▶ **What is required**
Copy out all of the records. Keep every word exact.

┄┄┄┄┄┄┄┄┄┄

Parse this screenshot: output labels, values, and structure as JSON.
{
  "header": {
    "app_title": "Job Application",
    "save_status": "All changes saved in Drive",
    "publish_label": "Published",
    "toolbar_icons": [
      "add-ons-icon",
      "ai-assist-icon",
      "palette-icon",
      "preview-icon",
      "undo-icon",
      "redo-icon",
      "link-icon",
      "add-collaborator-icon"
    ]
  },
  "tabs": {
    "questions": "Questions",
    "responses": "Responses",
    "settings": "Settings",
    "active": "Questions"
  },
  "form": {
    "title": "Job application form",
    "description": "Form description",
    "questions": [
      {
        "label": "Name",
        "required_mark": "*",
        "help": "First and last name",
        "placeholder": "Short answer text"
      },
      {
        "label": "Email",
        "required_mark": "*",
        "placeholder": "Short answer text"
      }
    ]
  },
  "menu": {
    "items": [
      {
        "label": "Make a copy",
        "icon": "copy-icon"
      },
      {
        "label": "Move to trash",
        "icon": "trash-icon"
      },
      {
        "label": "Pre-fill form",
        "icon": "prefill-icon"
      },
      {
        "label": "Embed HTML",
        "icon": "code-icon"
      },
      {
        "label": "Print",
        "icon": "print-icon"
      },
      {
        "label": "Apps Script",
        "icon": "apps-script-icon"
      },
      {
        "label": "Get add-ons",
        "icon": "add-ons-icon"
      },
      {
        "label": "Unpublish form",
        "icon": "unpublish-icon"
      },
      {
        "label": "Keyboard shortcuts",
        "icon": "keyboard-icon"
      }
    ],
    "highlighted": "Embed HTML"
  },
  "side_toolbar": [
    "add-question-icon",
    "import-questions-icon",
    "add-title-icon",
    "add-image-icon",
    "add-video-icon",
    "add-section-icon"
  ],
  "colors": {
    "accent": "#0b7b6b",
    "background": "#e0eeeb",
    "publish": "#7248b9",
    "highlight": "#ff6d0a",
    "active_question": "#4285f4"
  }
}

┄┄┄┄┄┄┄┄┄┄

▶ **Response area**
Parse this screenshot: output labels, values, and structure as JSON.
{
  "header": {
    "app_title": "Job Application",
    "save_status": "All changes saved in Drive",
    "publish_label": "Published",
    "toolbar_icons": [
      "add-ons-icon",
      "ai-assist-icon",
      "palette-icon",
      "preview-icon",
      "undo-icon",
      "redo-icon",
      "link-icon",
      "add-collaborator-icon"
    ]
  },
  "tabs": {
    "questions": "Questions",
    "responses": "Responses",
    "settings": "Settings",
    "active": "Questions"
  },
  "form": {
    "title": "Job application form",
    "description": "Form description",
    "questions": [
      {
        "label": "Name",
        "required_mark": "*",
        "help": "First and last name",
        "placeholder": "Short answer text"
      },
      {
        "label": "Email",
        "required_mark": "*",
        "placeholder": "Short answer text"
      }
    ]
  },
  "menu": {
    "items": [
      {
        "label": "Make a copy",
        "icon": "copy-icon"
      },
      {
        "label": "Move to trash",
        "icon": "trash-icon"
      },
      {
        "label": "Pre-fill form",
        "icon": "prefill-icon"
      },
      {
        "label": "Embed HTML",
        "icon": "code-icon"
      },
      {
        "label": "Print",
        "icon": "print-icon"
      },
      {
        "label": "Apps Script",
        "icon": "apps-script-icon"
      },
      {
        "label": "Get add-ons",
        "icon": "add-ons-icon"
      },
      {
        "label": "Unpublish form",
        "icon": "unpublish-icon"
      },
      {
        "label": "Keyboard shortcuts",
        "icon": "keyboard-icon"
      }
    ],
    "highlighted": "Embed HTML"
  },
  "side_toolbar": [
    "add-question-icon",
    "import-questions-icon",
    "add-title-icon",
    "add-image-icon",
    "add-video-icon",
    "add-section-icon"
  ],
  "colors": {
    "accent": "#0b7b6b",
    "background": "#e0eeeb",
    "publish": "#7248b9",
    "highlight": "#ff6d0a",
    "active_question": "#4285f4"
  }
}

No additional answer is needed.